The lottery is a form of gambling wherein participants purchase chances in a drawing for the chance to win a prize, often a sum of money. There are several different kinds of lotteries, including those used to determine military conscription, commercial promotions in which property is awarded by random procedure, and the selection of jury members. The word lottery is also used to describe the arrangement of people who wish to participate in a lottery or similar lottery-like event, such as the awarding of prizes by a teacher for best performance in a class or the allocation of housing.
Lotteries can be addictive and lead to financial ruin, as illustrated by the cases of several people who have lost their homes or even their lives after winning large lottery jackpots. However, some experts argue that the lottery is an effective way to raise funds for worthy public projects, and that it has the potential to be a safe alternative to traditional taxation.
There are a number of factors that make it difficult to account for the purchase of lottery tickets using decision models based on expected value maximization. For one thing, lottery tickets cost more than the expected gains, so someone maximizing expected value would not buy them. Nevertheless, lottery purchases can be explained by risk-seeking behavior and the fact that winning a large prize satisfies a dream of becoming wealthy.

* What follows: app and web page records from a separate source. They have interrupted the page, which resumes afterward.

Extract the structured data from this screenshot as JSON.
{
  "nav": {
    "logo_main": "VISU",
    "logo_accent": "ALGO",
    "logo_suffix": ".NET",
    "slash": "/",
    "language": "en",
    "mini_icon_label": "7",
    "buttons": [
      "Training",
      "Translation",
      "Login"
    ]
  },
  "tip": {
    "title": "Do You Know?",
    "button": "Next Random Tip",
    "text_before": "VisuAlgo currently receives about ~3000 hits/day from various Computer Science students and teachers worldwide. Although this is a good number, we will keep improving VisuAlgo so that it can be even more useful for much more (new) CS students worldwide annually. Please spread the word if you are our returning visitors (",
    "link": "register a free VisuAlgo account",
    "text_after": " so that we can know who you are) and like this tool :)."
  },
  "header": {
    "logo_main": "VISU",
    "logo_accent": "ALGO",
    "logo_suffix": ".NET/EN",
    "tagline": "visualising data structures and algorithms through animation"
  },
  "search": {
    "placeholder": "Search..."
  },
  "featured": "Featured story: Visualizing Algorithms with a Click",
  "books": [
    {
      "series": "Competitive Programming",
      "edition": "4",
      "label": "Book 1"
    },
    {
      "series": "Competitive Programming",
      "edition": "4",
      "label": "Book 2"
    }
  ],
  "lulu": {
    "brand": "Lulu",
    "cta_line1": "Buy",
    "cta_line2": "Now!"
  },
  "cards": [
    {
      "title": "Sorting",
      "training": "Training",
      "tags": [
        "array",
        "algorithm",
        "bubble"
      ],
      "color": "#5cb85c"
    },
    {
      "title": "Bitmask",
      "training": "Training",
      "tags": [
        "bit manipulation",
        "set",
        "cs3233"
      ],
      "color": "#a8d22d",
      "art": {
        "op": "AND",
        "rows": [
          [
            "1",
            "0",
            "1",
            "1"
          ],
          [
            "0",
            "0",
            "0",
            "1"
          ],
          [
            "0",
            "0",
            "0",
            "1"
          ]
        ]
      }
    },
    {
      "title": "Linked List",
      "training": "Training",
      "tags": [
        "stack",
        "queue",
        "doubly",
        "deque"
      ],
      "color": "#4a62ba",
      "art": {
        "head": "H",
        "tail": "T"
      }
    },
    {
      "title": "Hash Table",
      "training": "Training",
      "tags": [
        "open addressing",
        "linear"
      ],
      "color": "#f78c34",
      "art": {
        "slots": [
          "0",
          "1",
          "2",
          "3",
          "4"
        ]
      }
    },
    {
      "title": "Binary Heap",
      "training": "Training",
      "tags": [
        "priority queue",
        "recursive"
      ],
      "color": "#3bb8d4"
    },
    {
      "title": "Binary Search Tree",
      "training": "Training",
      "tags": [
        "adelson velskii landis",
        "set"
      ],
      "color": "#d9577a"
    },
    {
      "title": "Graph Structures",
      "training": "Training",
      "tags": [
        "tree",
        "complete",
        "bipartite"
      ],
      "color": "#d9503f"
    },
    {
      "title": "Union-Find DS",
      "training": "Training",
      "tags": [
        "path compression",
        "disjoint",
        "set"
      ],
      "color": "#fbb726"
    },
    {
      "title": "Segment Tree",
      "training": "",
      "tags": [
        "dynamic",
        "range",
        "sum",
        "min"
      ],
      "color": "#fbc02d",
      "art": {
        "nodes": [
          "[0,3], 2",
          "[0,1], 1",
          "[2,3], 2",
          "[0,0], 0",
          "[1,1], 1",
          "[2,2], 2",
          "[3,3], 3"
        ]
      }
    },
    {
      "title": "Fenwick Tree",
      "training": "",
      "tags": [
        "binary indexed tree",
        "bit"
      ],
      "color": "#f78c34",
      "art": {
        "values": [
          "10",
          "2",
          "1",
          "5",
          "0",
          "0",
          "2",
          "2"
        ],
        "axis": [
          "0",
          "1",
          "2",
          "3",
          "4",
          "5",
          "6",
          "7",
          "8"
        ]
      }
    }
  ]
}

Many countries have legalized and regulated lotteries, which are primarily public events in which numbers are drawn for the chance to win a prize. Ticket sales are often organized by state or local governments, but they can also be conducted by private organizations. A significant portion of the pool is used for organizational costs and profit to the sponsor, and the remainder is distributed to winners. Typically, winnings are paid out as either lump sum payments or annuity payments.
A lottery can be a popular method of raising funds for a variety of purposes, from education to public works projects. Historically, it has also been used as a means to collect “voluntary taxes.” The Continental Congress held a lottery in 1776 to try to raise money for the Revolutionary War, and lotteries continued to be used by American towns and cities to finance public projects. Lotteries have also been used to fund college education, with the proceeds helping to establish Harvard, Dartmouth, Yale, King’s College (now Columbia), and other institutions of higher learning.
The most common way to win a lottery is by matching all the numbers in the correct order. This requires knowledge of the game and the odds of each number or combination. The odds are calculated as the probability of correctly guessing all the numbers in the right order. The odds of winning a lottery vary widely depending on the type of prize and the size of the jackpot.
The majority of lottery winnings are paid out in the form of annuity payments, though some countries allow winners to choose a lump-sum option. Most financial advisors recommend choosing the lump-sum option, since it allows you to invest your lottery winnings in high-return investments that can generate a return of around five percent per year. In addition, lump-sum payments are taxed at a lower rate than annuity payments.